Composite Fillings in Paducah KY

White Fillings

Composite Fillings

Fillings are used to restore areas of your tooth affected by decay. Some dentists use both amalgam (silver) and composite (tooth-colored) materials to "fill in" the surface of the tooth after all decay has been removed. Dr. Jonathan Woodyard prefers to use composite materials as it gives a more natural appearance.

Reasons For Fillings

• Restoring small to medium sized cavities
• Restoring a chipped anterior (front) tooth

What A Composite Filling Involves

First, Dr. Woodyard will answer any questions you have and will apply anesthetic to the tooth requiring the filling.

Then, your paducah dentist will thoroughly remove the decay that is present and prepare the tooth to successfully bond with either the composite material or amalgam (silvery alloy).

What Composite Fillings Are

Composite fillings are tooth-colored to blend in with the remaining natural part of the tooth. The term composite refers to the actual filling material which is a mixture of glass or quartz filler in a resin medium.

Composite fillings provide good durability and resistance to fracture in small-to-mid size restorations that need to withstand moderate chewing pressure. Less tooth structure is removed when the dentist prepares the tooth and this may result in a smaller filling than with an amalgam.
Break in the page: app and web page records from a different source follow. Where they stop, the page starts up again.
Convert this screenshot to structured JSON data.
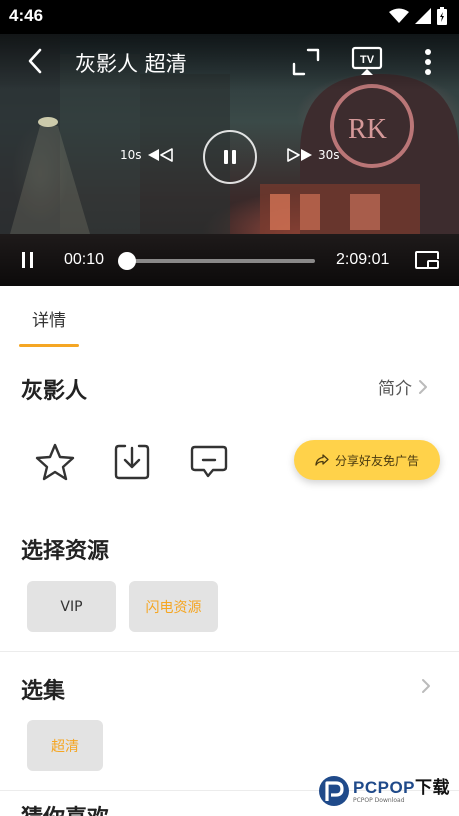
{
  "status_bar": {
    "time": "4:46"
  },
  "player": {
    "title": "灰影人 超清",
    "rewind_label": "10s",
    "forward_label": "30s",
    "current_time": "00:10",
    "total_time": "2:09:01",
    "progress": 0.001
  },
  "tabs": [
    {
      "label": "详情",
      "active": true
    }
  ],
  "detail": {
    "title": "灰影人",
    "intro_label": "简介",
    "share_label": "分享好友免广告"
  },
  "source_section": {
    "title": "选择资源",
    "options": [
      {
        "label": "VIP",
        "selected": false
      },
      {
        "label": "闪电资源",
        "selected": true
      }
    ]
  },
  "episode_section": {
    "title": "选集",
    "options": [
      {
        "label": "超清",
        "selected": true
      }
    ]
  },
  "guess_section": {
    "title": "猜你喜欢"
  },
  "watermark": {
    "brand": "PCPOP",
    "brand_cn": "下载",
    "sub": "PCPOP Download"
  },
  "colors": {
    "accent": "#f5a623",
    "share_bg": "#ffd24a",
    "chip_bg": "#e3e3e3",
    "watermark_blue": "#1f4a8a"
  },
  "icons": [
    "wifi-icon",
    "signal-icon",
    "battery-icon",
    "back-icon",
    "fullscreen-icon",
    "cast-tv-icon",
    "more-vert-icon",
    "rewind-icon",
    "pause-icon",
    "forward-icon",
    "pip-icon",
    "chevron-right-icon",
    "star-icon",
    "download-icon",
    "comment-icon",
    "share-icon"
  ]
}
In addition, composites are "bonded" or attached with adhesive to the tooth often allowing a more conservative repair. Composite fillings require that the tooth be kept clean and dry during the entire filling process and they are subject to stain and discoloration over time. The life expectancy of a white filling can depend greatly on where it is in your mouth and how heavily your teeth come together when you bite.

Composite filling material is also commonly used to repair front teeth that have chipped or worn. Where possible, aesthetic bonding of composite material to front teeth is generally much less expensive than veneers or crowns. However, bonding typically does not last as long as veneers or crowns.

If your tooth is sensitive for a week or more it is important to call our office so we can examine the tooth and determine if additional treatment is needed.